  2. ^ MacNeil, Karen (2001). The Wine Bible. New York: Workman Publishing. pp. 520–521. ISBN 9781563054341.
  3. ^ Verordnung (EG) Nr. 479/2008 des Rates vom 29. April 2008 über die gemeinsame Marktorganisation für Wein chapter 27
  4. ^ "Deutsches Weininstitut: German Wine Statistics 2006-2007". Archived from the original on 2007-09-27. Retrieved 2007-09-02.
  5. ^ MacNeil, Karen (2001). The Wine Bible. New York: Workman Publishing. p. 521. ISBN 9781563054341.
  6. ^ Deutsches Weininstitut (German Wine Institute): Must weights Archived April 14, 2008, at the Wayback Machine
  7. ^ Deutsches Weininstitut: Sparkling wine (Sekt) Archived 2011-07-26 at the Wayback Machine, accessed on March 25, 2009
  8. ^ Deutsches Weininstitut: Weinarten
  9. ^ Deutsches Weininstitut: Specialty & Regional wines
  10. ^ "Deutsches Weininstitut: Güteklassen". Archived from the original on 2008-02-14. Retrieved 2007-09-02.
  11. ^ Deutsches Weininstitut: Classic wines
  12. ^ GmbH, Deutsches Weininstitut. "Selection wines". Retrieved 2016-02-19.
  13. ^ Wein-Plus Glossar, Cabinet
  14. ^ Wein-Plus Glossar, Naturwein
  15. ^ O. Bird, Rheingold - the German Wine Renaissance, Arima publishing, 2005, ISBN 1-84549-079-7
  16. ^ Robinson, Jancis (2006). The Oxford Companion To Wine. Oxford University Press. p. 309. ISBN 0198609906.

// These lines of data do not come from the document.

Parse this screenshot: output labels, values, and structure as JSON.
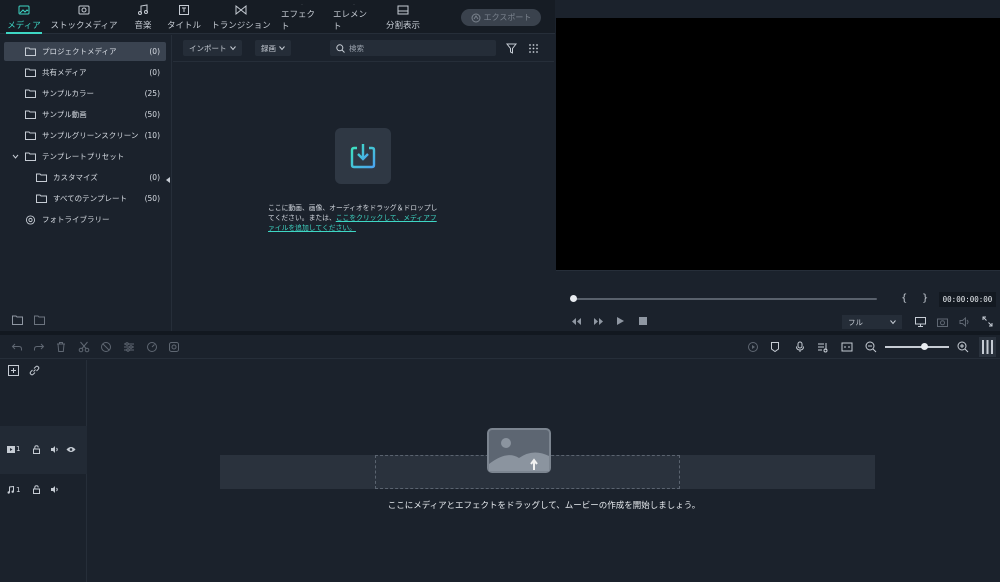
{
  "tabs": [
    {
      "label": "メディア",
      "icon": "media-icon",
      "active": true
    },
    {
      "label": "ストックメディア",
      "icon": "stock-media-icon"
    },
    {
      "label": "音楽",
      "icon": "music-icon"
    },
    {
      "label": "タイトル",
      "icon": "title-icon"
    },
    {
      "label": "トランジション",
      "icon": "transition-icon"
    },
    {
      "label": "エフェクト",
      "icon": "effect-icon"
    },
    {
      "label": "エレメント",
      "icon": "element-icon"
    },
    {
      "label": "分割表示",
      "icon": "split-screen-icon"
    }
  ],
  "export_label": "エクスポート",
  "sidebar": {
    "items": [
      {
        "label": "プロジェクトメディア",
        "count": "(0)"
      },
      {
        "label": "共有メディア",
        "count": "(0)"
      },
      {
        "label": "サンプルカラー",
        "count": "(25)"
      },
      {
        "label": "サンプル動画",
        "count": "(50)"
      },
      {
        "label": "サンプルグリーンスクリーン",
        "count": "(10)"
      },
      {
        "label": "テンプレートプリセット",
        "count": ""
      },
      {
        "label": "カスタマイズ",
        "count": "(0)"
      },
      {
        "label": "すべてのテンプレート",
        "count": "(50)"
      },
      {
        "label": "フォトライブラリー",
        "count": ""
      }
    ]
  },
  "media": {
    "import_label": "インポート",
    "sort_label": "録画",
    "search_placeholder": "検索",
    "drop_text_line1": "ここに動画、画像、オーディオをドラッグ＆ドロップし",
    "drop_text_line2a": "てください。または、",
    "drop_text_link1": "ここをクリックして、メディアフ",
    "drop_text_link2": "ァイルを追加してください。"
  },
  "preview": {
    "timecode": "00:00:00:00",
    "quality": "フル",
    "progress": 0
  },
  "timeline": {
    "video_track_num": "1",
    "audio_track_num": "1",
    "drop_message": "ここにメディアとエフェクトをドラッグして、ムービーの作成を開始しましょう。"
  }
}
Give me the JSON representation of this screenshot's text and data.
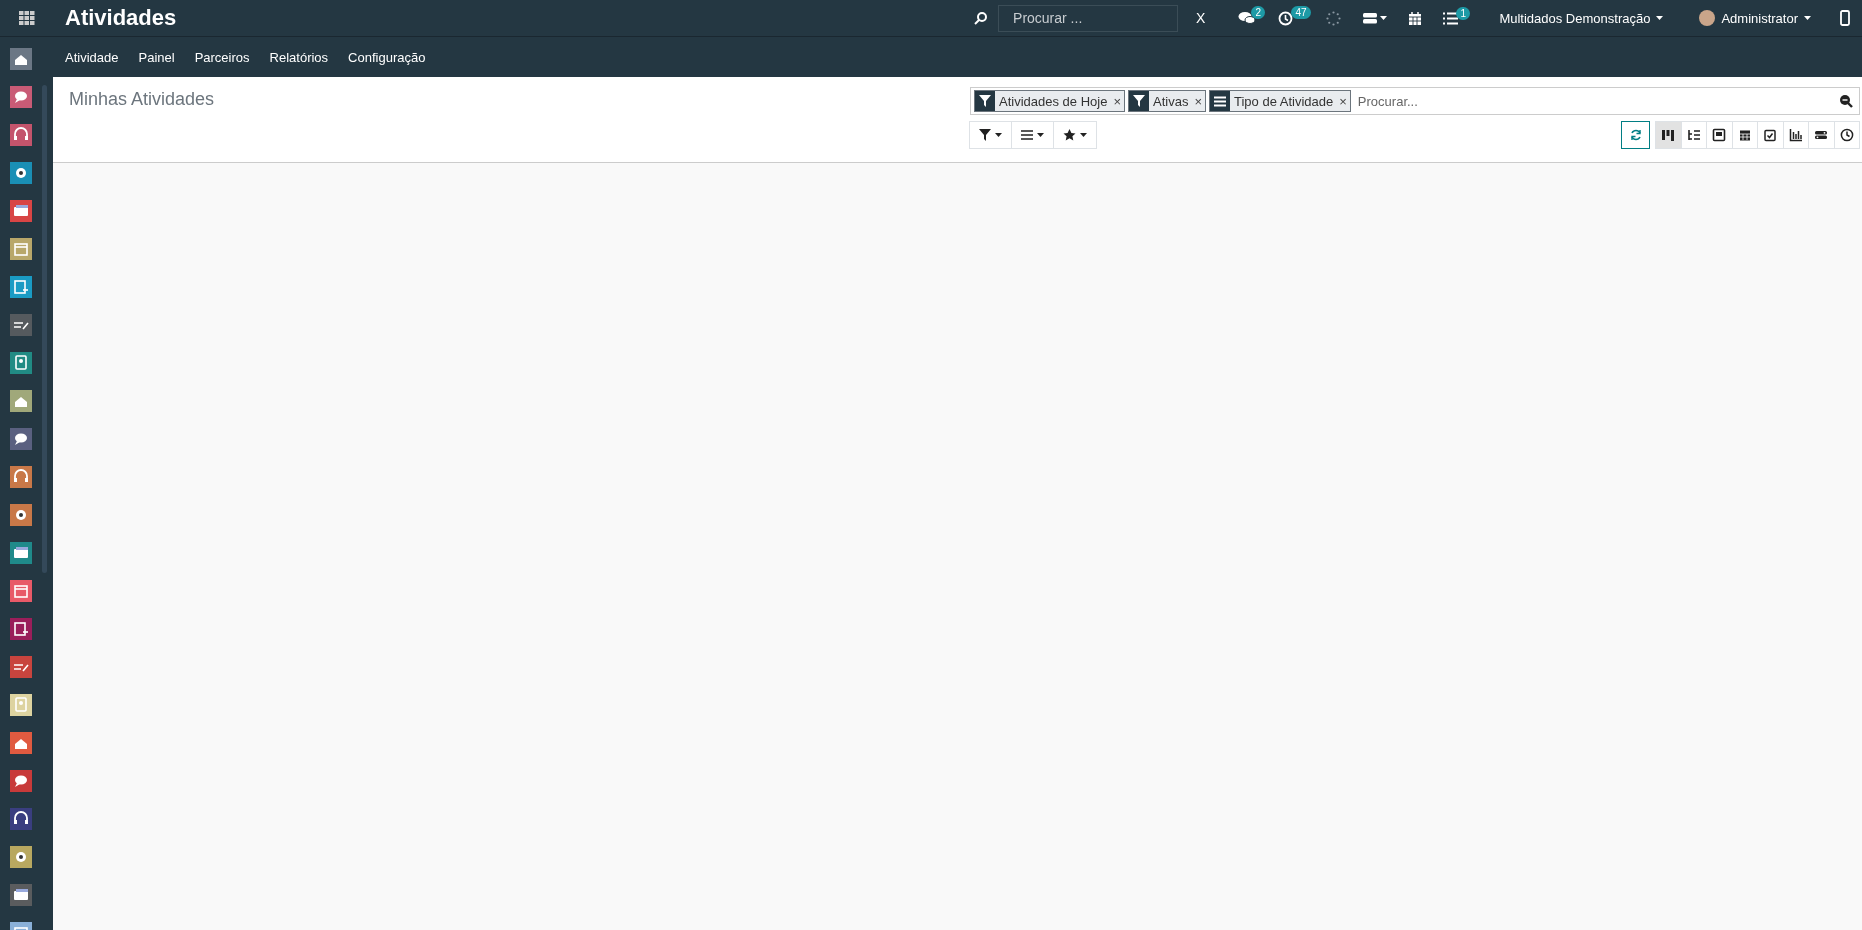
{
  "app_title": "Atividades",
  "topbar": {
    "search": {
      "placeholder": "Procurar ..."
    },
    "clear_label": "X",
    "messages_badge": "2",
    "activities_badge": "47",
    "tasks_badge": "1",
    "company": "Multidados Demonstração",
    "user": "Administrator"
  },
  "menu": [
    "Atividade",
    "Painel",
    "Parceiros",
    "Relatórios",
    "Configuração"
  ],
  "sidebar": {
    "apps": [
      {
        "color": "#6b7785"
      },
      {
        "color": "#c95b76"
      },
      {
        "color": "#c4546c"
      },
      {
        "color": "#1a8fb5"
      },
      {
        "color": "#d84545"
      },
      {
        "color": "#b8a76a"
      },
      {
        "color": "#1a9bc4"
      },
      {
        "color": "#555a5e"
      },
      {
        "color": "#218b84"
      },
      {
        "color": "#a0a87a"
      },
      {
        "color": "#5a6080"
      },
      {
        "color": "#c87848"
      },
      {
        "color": "#c87848"
      },
      {
        "color": "#1f8a8a"
      },
      {
        "color": "#e85a68"
      },
      {
        "color": "#9a1e5a"
      },
      {
        "color": "#c8443e"
      },
      {
        "color": "#ddd3a0"
      },
      {
        "color": "#e05a40"
      },
      {
        "color": "#c83a3a"
      },
      {
        "color": "#3a3e80"
      },
      {
        "color": "#b8a860"
      },
      {
        "color": "#5a5c5e"
      },
      {
        "color": "#8ab0d8"
      }
    ]
  },
  "breadcrumb": "Minhas Atividades",
  "facets": [
    {
      "kind": "filter",
      "label": "Atividades de Hoje",
      "remove": "×"
    },
    {
      "kind": "filter",
      "label": "Ativas",
      "remove": "×"
    },
    {
      "kind": "group",
      "label": "Tipo de Atividade",
      "remove": "×"
    }
  ],
  "search": {
    "placeholder": "Procurar..."
  },
  "views": [
    {
      "kind": "kanban",
      "selected": true
    },
    {
      "kind": "list",
      "selected": false
    },
    {
      "kind": "form",
      "selected": false
    },
    {
      "kind": "calendar",
      "selected": false
    },
    {
      "kind": "activity",
      "selected": false
    },
    {
      "kind": "graph",
      "selected": false
    },
    {
      "kind": "pivot",
      "selected": false
    },
    {
      "kind": "clock",
      "selected": false
    }
  ]
}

  17. ^ Mittelrhein Riesling Charta
  18. ^ Classification of German Wines, MRC